Annual flower strips and honeybee hive supplementation differently affect arthropod guilds and ecosystem services in a mass-flowering crop

Raderschall, Chloe; Lundin, Ola; Lindstrom, Sandra A. M.; Bommarco, Riccardo


Intensively managed agricultural landscapes have degraded the provisioning of diverse and continuous forage and shelter habitats for arthropods and weakened the delivery of ecosystem services such as insect crop pollination and biological pest control. In response, farmers are incentivised to sow flower strips along field margins to counteract resource bottlenecks. Yet, it is poorly understood how effective this diversification practice is when combined with the supplementation of honeybee (Apis mellifera L.) hives, which is commonly used to boost insect pollination in flowering crops. Honeybees share floral resources with wild pollinators and natural enemies of pests, which could lead to competition for food resources. We sampled pollinators, natural enemies and their pests as well as estimated the benefit of insect pollination in 17 organic faba bean (Vicia faba minor L.) fields in southern Sweden either with or without sown annual flower strips and with or without added honeybee hives. In fields with flower strips, bumblebee (Bombus spp.) densities were redistributed from field edges to interiors but without affecting their overall densities. Flower strips enhanced silver Y moth (Autographa gamma L.) densities and carabid beetle Shannon diversity along the field edge, and overall spider activity density. The supplementation of honeybee hives enhanced honeybee densities, overall ladybird beetle densities, black bean aphid (Aphis fabae Scop.) densities along field edges, but deterred silver Y moths and pushed bumblebees towards the field interior. Bean mass per plant was higher in insect pollinated plants compared with bagged, self-pollinated plants. This insect pollination benefit was independent of honeybee hive supplementation and the flower strip treatment suggesting that faba bean fields were not deficient in pollinator visits. We conclude that flower strips did not provide sufficient floral resources to increase overall wild pollinator densities in faba bean fields. Yet, annual flower strips attracted and facilitated ground-dwelling predators, especially spiders, to faba bean fields, likely by providing beneficial shelter habitats. It is worth noting that 2018, in which we collected our data, was characterised by late frosts in spring followed by an unusually hot and dry summer.

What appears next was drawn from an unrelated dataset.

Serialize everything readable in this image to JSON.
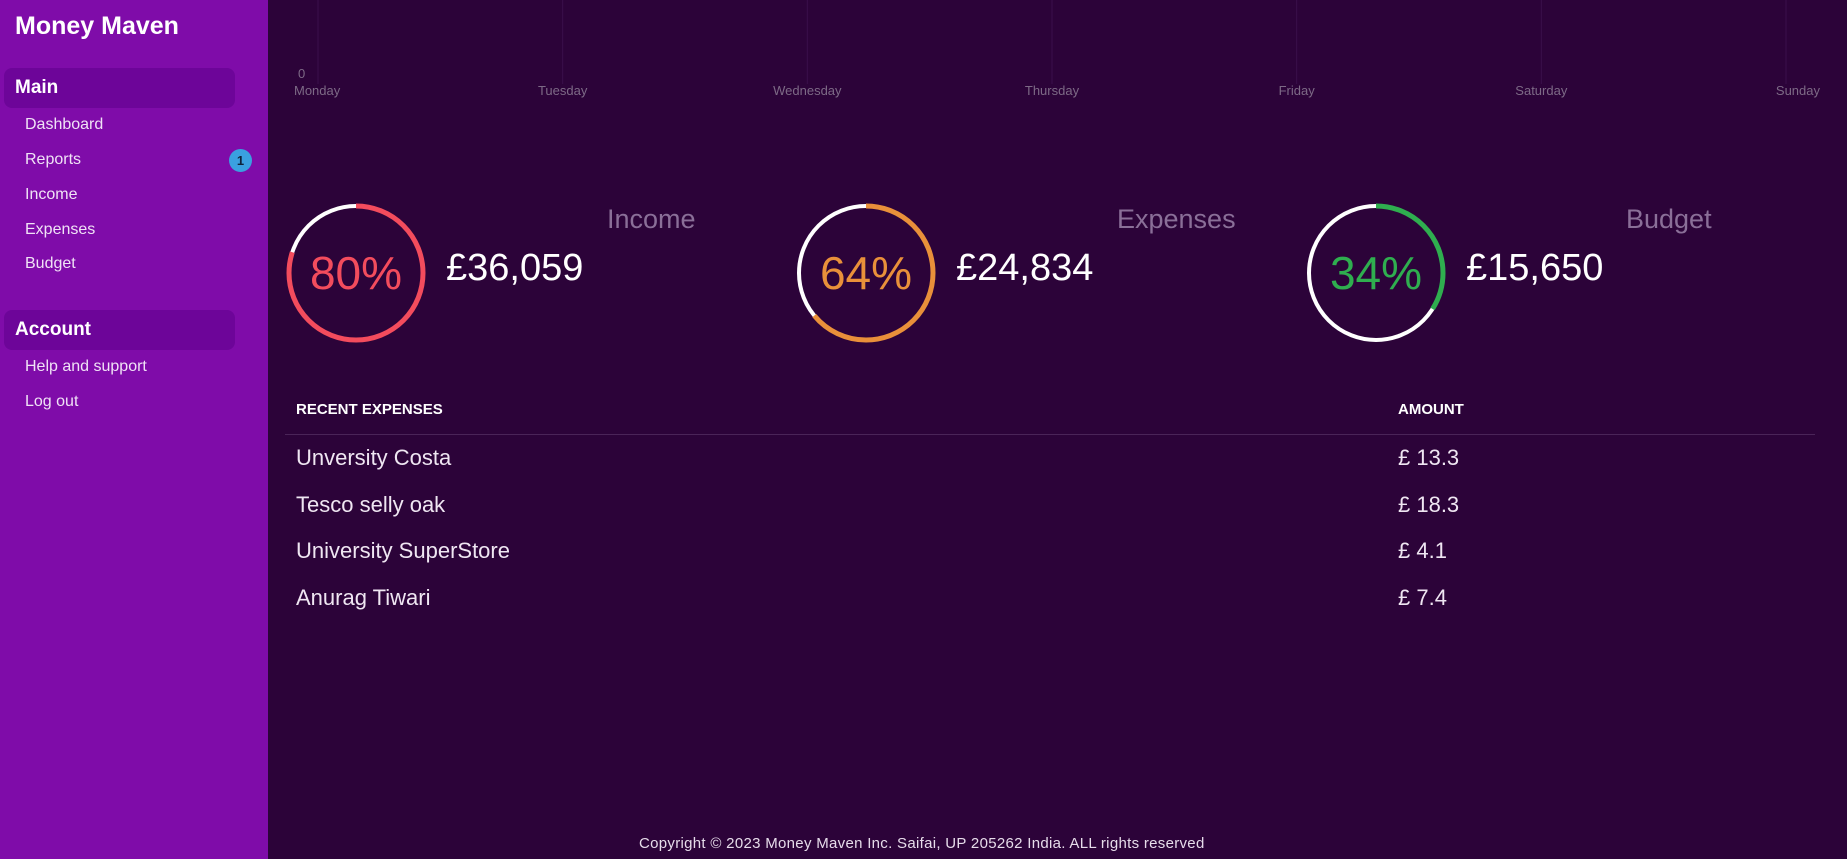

While these unforeseen weather conditions together with a relatively small sample size might limit the generalisation of our results, we argue that conducting experiments under such conditions provide insights into the effectiveness of agri-environmental schemes under climate change, especially considering that such weather conditions are becoming increasingly more frequent.


Pollinators; Biological pest control; Wildflower plantings; Agricultural diversification; Faba bean; Resource competition

Published in

Agriculture, Ecosystems and Environment
2022, Volume: 326, article number: 107754
Publisher: ELSEVIER